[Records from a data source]

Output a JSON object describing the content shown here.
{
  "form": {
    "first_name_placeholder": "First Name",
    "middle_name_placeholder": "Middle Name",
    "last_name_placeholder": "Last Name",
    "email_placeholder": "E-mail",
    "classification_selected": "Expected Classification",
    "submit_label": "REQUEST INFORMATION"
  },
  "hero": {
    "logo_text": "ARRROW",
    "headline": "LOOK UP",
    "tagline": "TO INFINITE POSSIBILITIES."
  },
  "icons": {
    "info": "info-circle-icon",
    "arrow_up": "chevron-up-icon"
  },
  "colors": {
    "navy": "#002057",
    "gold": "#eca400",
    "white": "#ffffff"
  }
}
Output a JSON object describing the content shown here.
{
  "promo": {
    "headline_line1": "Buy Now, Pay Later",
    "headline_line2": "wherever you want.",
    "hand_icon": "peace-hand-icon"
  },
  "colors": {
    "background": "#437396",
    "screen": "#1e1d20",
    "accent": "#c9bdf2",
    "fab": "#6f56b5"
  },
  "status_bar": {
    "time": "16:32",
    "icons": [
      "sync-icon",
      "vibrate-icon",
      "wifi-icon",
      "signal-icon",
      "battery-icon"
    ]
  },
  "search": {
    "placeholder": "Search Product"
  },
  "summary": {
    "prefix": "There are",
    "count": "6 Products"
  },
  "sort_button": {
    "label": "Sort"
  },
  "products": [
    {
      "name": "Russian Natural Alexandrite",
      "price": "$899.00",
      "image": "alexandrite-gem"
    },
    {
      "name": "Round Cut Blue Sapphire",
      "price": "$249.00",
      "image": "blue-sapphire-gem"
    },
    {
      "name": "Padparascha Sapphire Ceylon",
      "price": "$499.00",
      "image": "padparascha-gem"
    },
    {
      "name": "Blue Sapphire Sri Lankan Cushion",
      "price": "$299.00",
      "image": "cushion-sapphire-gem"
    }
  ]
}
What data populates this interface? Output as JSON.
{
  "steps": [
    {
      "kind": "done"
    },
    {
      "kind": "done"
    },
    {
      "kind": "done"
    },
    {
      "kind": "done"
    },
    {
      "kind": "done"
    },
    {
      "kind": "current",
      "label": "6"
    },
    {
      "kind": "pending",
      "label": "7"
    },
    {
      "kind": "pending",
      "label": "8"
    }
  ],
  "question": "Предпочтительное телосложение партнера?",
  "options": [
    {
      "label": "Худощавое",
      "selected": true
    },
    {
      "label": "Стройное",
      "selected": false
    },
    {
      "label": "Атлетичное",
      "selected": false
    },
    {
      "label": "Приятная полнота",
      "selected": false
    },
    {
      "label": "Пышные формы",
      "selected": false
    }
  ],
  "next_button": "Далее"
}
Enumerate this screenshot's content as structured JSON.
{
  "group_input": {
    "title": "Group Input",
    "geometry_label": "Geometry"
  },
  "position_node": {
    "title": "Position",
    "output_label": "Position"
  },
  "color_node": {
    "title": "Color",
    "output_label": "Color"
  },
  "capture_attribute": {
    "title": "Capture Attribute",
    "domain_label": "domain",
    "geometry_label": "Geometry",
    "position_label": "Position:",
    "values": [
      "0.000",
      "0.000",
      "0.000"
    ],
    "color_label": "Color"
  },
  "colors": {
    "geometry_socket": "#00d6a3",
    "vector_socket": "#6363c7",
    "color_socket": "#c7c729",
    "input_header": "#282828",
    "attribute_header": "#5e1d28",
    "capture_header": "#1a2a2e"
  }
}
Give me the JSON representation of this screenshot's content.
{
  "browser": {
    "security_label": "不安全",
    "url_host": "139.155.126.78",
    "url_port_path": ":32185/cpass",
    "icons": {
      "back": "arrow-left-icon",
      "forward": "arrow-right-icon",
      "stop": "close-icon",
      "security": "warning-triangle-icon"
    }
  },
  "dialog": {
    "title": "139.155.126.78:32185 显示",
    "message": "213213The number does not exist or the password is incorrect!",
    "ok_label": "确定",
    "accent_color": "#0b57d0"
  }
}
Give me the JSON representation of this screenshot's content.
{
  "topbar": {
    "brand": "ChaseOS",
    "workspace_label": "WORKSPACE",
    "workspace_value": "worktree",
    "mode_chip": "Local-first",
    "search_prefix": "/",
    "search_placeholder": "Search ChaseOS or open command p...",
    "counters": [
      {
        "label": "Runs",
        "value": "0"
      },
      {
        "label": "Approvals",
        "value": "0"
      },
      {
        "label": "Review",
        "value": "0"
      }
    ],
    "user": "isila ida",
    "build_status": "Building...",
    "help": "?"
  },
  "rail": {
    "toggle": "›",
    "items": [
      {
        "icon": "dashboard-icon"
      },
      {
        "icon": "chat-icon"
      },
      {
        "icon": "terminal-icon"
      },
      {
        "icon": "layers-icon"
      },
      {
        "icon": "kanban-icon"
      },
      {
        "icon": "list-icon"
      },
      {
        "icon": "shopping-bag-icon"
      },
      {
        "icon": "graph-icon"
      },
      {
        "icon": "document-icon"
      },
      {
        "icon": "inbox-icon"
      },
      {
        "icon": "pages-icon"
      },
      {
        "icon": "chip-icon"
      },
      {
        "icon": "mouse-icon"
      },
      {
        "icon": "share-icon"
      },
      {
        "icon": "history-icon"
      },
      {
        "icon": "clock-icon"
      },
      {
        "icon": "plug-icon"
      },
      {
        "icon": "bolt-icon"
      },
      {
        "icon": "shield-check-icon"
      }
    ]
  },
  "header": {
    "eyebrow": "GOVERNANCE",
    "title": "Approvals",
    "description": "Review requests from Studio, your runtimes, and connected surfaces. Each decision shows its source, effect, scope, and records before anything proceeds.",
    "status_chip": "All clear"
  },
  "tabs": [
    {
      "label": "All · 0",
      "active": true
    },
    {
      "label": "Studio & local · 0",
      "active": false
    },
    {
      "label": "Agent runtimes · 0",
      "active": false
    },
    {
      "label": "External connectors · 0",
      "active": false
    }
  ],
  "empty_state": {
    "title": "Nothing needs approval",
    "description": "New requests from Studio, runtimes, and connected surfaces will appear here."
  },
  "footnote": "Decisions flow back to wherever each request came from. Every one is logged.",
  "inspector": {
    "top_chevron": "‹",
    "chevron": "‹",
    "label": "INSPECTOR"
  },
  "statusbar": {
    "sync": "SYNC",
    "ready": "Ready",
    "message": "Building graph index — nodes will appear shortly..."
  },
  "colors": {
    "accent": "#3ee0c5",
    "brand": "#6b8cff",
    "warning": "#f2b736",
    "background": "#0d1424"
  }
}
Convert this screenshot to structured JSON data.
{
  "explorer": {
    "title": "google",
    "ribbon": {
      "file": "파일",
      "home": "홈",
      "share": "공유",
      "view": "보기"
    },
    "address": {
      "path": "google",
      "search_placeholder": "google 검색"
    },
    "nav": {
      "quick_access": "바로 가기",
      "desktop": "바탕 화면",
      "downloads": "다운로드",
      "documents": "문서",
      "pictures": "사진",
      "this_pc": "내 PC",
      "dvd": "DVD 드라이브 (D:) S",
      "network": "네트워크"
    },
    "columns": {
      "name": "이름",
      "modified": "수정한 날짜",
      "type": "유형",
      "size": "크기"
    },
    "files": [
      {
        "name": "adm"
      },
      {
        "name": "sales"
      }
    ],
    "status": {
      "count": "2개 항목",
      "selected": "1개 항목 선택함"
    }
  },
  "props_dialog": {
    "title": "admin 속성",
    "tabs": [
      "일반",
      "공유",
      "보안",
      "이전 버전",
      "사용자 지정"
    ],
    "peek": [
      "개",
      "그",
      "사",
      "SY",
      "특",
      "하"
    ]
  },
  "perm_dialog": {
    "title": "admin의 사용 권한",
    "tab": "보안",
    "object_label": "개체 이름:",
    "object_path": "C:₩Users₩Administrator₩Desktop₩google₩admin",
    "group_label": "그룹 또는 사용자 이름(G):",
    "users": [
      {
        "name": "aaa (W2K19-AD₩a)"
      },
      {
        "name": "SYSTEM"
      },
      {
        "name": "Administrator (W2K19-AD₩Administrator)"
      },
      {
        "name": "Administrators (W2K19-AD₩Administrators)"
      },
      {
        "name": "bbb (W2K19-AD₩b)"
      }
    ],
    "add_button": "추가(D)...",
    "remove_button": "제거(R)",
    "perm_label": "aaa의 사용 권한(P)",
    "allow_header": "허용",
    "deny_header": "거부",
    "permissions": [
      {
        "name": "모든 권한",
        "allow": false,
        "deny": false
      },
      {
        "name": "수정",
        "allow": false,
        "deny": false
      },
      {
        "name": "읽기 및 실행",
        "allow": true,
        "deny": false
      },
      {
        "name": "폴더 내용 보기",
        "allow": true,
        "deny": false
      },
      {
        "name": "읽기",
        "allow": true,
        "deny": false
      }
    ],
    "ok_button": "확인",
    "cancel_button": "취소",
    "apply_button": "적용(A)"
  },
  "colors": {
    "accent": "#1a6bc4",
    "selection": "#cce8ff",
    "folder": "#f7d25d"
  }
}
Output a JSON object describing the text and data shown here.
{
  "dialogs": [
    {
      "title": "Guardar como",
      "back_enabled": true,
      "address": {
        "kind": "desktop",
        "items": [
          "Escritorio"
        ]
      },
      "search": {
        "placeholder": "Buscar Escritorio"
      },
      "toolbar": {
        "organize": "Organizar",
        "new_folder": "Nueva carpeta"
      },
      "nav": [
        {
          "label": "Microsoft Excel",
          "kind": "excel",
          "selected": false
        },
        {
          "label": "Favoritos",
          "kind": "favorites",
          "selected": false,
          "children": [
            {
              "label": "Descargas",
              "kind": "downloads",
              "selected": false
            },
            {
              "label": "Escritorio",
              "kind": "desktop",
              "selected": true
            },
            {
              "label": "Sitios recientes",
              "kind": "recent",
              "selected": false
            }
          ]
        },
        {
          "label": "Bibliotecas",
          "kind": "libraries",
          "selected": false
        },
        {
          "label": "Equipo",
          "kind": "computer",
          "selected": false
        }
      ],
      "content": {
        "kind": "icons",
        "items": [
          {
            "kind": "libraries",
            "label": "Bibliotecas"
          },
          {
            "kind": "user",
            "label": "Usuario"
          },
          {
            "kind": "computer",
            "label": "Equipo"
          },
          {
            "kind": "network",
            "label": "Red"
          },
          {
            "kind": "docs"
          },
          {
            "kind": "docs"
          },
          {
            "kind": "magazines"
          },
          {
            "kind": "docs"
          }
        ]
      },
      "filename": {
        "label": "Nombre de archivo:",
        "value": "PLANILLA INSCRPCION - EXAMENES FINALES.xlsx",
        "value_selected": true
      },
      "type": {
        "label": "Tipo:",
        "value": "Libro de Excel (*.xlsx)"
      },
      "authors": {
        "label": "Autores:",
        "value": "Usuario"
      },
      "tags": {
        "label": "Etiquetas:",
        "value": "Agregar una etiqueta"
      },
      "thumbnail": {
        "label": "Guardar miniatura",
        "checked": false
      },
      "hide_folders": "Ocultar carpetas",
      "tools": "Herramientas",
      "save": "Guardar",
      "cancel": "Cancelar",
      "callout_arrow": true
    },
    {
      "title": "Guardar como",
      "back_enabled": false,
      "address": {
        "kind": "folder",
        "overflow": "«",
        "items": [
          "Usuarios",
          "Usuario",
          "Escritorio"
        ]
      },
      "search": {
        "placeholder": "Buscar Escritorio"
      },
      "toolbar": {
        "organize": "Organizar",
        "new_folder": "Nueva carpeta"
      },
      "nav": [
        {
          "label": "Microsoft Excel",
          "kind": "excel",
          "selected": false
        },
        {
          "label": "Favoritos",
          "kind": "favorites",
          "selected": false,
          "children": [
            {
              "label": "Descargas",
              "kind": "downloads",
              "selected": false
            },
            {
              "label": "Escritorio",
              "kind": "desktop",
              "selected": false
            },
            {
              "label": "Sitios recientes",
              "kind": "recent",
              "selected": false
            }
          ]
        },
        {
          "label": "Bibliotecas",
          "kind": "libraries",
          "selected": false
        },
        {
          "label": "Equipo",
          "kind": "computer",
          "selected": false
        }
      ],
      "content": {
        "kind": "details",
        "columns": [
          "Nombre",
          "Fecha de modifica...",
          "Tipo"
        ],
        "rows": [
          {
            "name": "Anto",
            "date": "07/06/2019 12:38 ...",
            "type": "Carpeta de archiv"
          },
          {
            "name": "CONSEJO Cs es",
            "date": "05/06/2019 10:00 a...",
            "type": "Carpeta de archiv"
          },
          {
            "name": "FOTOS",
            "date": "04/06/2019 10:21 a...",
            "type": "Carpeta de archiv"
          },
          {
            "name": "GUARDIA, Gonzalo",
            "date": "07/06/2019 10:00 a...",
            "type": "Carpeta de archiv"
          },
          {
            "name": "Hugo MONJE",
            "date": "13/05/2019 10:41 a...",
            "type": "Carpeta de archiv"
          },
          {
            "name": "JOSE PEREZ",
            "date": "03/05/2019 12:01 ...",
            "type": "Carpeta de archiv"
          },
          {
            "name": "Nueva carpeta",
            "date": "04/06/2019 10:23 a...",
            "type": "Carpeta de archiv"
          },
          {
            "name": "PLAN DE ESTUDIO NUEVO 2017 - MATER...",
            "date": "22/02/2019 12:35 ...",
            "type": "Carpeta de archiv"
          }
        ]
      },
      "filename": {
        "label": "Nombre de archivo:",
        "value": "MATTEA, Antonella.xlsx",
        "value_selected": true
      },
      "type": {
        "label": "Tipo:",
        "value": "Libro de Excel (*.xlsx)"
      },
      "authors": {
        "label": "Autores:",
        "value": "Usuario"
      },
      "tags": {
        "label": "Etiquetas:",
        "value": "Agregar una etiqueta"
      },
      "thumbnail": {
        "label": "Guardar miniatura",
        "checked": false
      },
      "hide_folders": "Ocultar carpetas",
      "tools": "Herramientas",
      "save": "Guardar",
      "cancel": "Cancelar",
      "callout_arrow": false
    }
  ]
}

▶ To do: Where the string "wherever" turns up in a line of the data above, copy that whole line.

▶ Response below:
    "headline_line2": "wherever you want.",
  "footnote": "Decisions flow back to wherever each request came from. Every one is logged.",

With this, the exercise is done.